Why Hong Kong is no gateway to China when it comes to legalising marijuana

  • Yonden Lhatoo looks at how the city is unmoved by the global trend of increasingly liberal attitudes towards cannabis and shifting perceptions in the region regarding its use, especially for medicinal purposes
PUBLISHED : Saturday, 03 November, 2018, 6:13pm
UPDATED : Saturday, 03 November, 2018, 10:12pm

I doubt most Hongkongers even got a whiff of it, but the city hosted its first international Cannabis Investor Symposium this week.

Local authorities turned up their noses at an invitation to attend and the organisers had to put a “purely informational” spin on it, cautioning participants against openly appreciative activity such as pot smoking to avoid running foul of Hong Kong’s puritanical laws against marijuana.

Cannabis is classified as a dangerous drug here and peddling it can land you in jail for life on trafficking charges. Even a little spliff in your possession or teeny toke carries the risk of seven years behind bars and a fine of HK$1 million (US$127,700).

Nevertheless, representatives of some of the world’s leading cannabis companies attending the event were out to persuade potential investors to join an exploding industry that is forecast to grow into a US$57 billion cash cow over the next decade. They called for medicinal use of marijuana to be legalised and floated the idea of taking out IPOs for cannabis companies.
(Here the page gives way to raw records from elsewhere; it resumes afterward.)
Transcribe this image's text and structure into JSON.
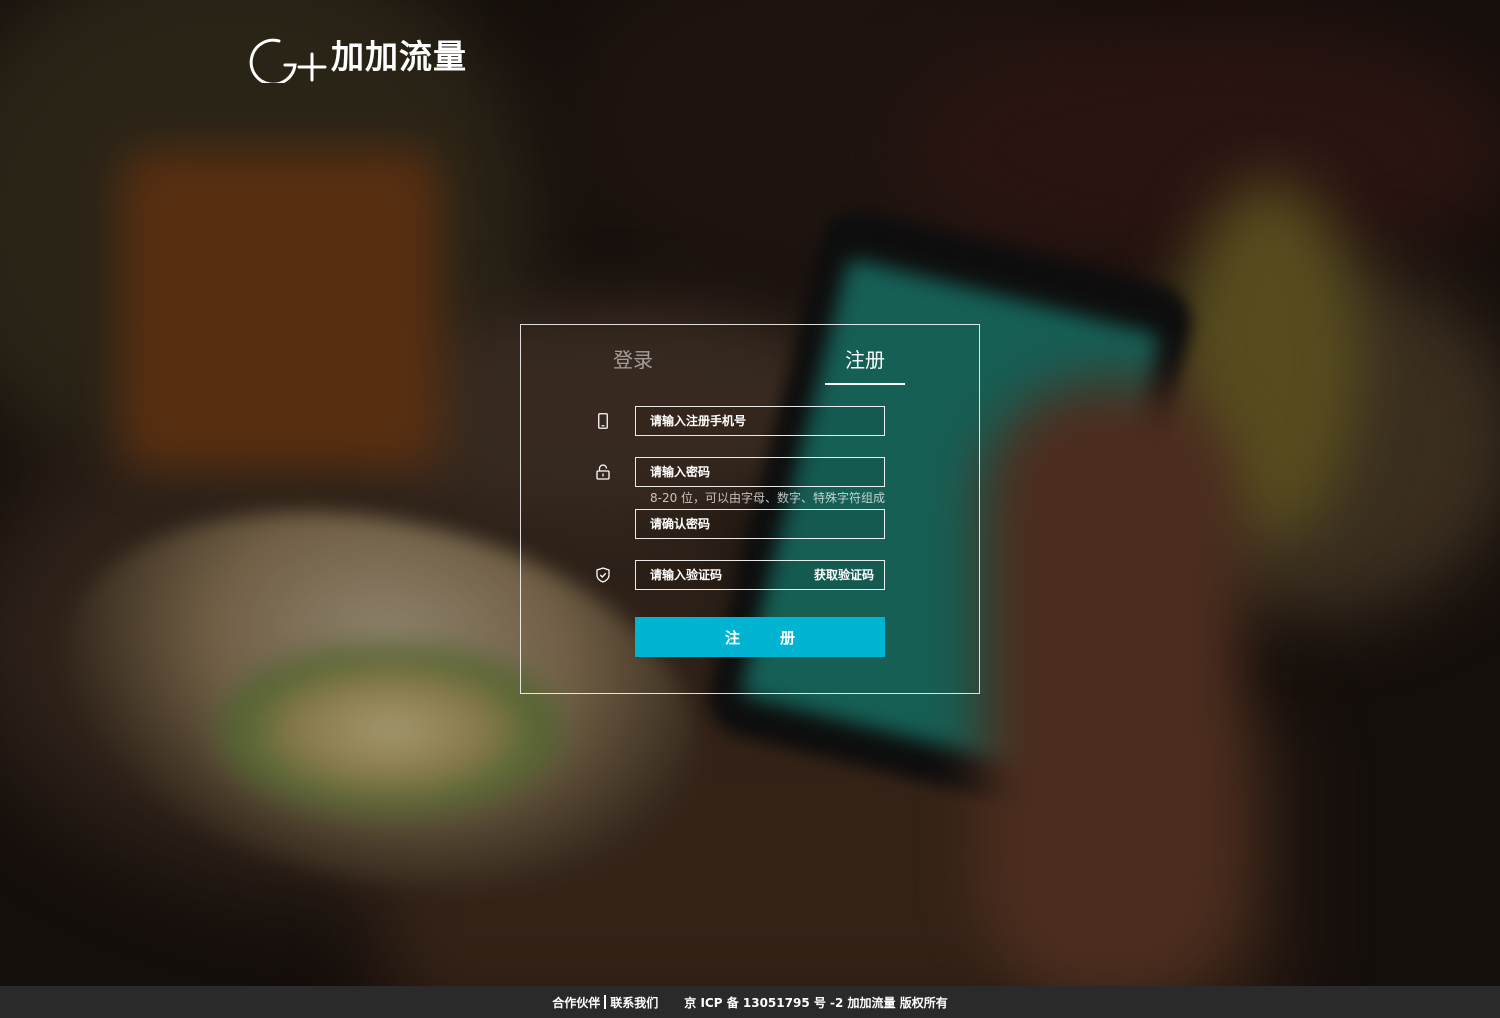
{
  "brand": {
    "name": "加加流量",
    "logo_icon": "g-plus-logo-icon"
  },
  "tabs": {
    "login": "登录",
    "register": "注册",
    "active": "register"
  },
  "form": {
    "phone_placeholder": "请输入注册手机号",
    "password_placeholder": "请输入密码",
    "password_hint": "8-20 位，可以由字母、数字、特殊字符组成",
    "confirm_placeholder": "请确认密码",
    "code_placeholder": "请输入验证码",
    "get_code_label": "获取验证码",
    "submit_label": "注册"
  },
  "icons": {
    "phone": "mobile-phone-icon",
    "lock": "lock-icon",
    "shield": "shield-check-icon"
  },
  "footer": {
    "partners": "合作伙伴",
    "contact": "联系我们",
    "icp": "京 ICP 备 13051795 号 -2 加加流量  版权所有"
  },
  "colors": {
    "accent": "#00b4d2",
    "footer_bg": "#2a2a2a"
  }
}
“Cannabis is not a drug. It’s a great medicine and is natural. We have really started to revolutionise how we think about cannabis,” organiser Saul Kaye said. “That’s why we chose Hong Kong to be at the edge of where it is happening. And it is happening here.”

Happening? Only in the sense that more people seem to be smoking the stuff casually, emboldened by increasingly liberal attitudes towards cannabis worldwide. What’s also happening is that police are intensifying their corresponding crackdown on cannabis to the extent that seizures have dropped from 583kg in the first half of 2017 to 149kg in the same period this year. It doesn’t mean they’re winning the “war” here – they’re just driving growers and suppliers deeper underground.

Thailand sets sights on becoming first Asian country to legalise medical marijuana

Local authorities and health professionals reacting to the symposium have been quick to snuff out the idea of cannabis as a legitimate investment, making it clear the city is no market for marijuana, even for medicinal use. Never mind that countries as conservative as Malaysia and Thailand – where drug offences are punishable by death – are now actively exploring the pharmaceutical potential.

Industry players are obviously eyeing a much bigger market as they seek to open Hong Kong’s firmly closed gateway to the rest of China, which has quietly become a global superpower, if you will, in cannabis cultivation and research. China now holds more than half of the world’s 600-plus patents related to the plant, which it has grown and used for centuries to develop hemp products.

China warns its citizens against marijuana after Canada legalises it

Keep in mind that all this is not about getting high. As much as it reaps the profits of mass production and invests in the medicinal potential of cannabis – which is being used globally to treat or alleviate symptoms of ailments ranging from epilepsy to cancer – China officially remains rooted in the firm belief that marijuana is an evil drug.

Just this week, it warned Chinese citizens abroad, especially students, that Canada’s decision to legalise the recreational use of cannabis was not a licence to bring out their bongs and get baked.

Hong Kong obviously takes its cue from the mainland when it comes to such matters, and the Confucian-style conservatism in this city’s DNA will ensure some perceptions never change, including those about cannabis.

“There is clearly a growing demand for the drug and a lot of money to be made from it,” a top High Court judge recommended way back in 1994. “So if someone is going to supply it, why should it be criminals? Why not have the government supply it? That way its use could be much more easily controlled, its use restricted and its users educated and separated from criminal elements.”

Not gonna happen, your honour.

Yonden Lhatoo is the chief news editor at the Post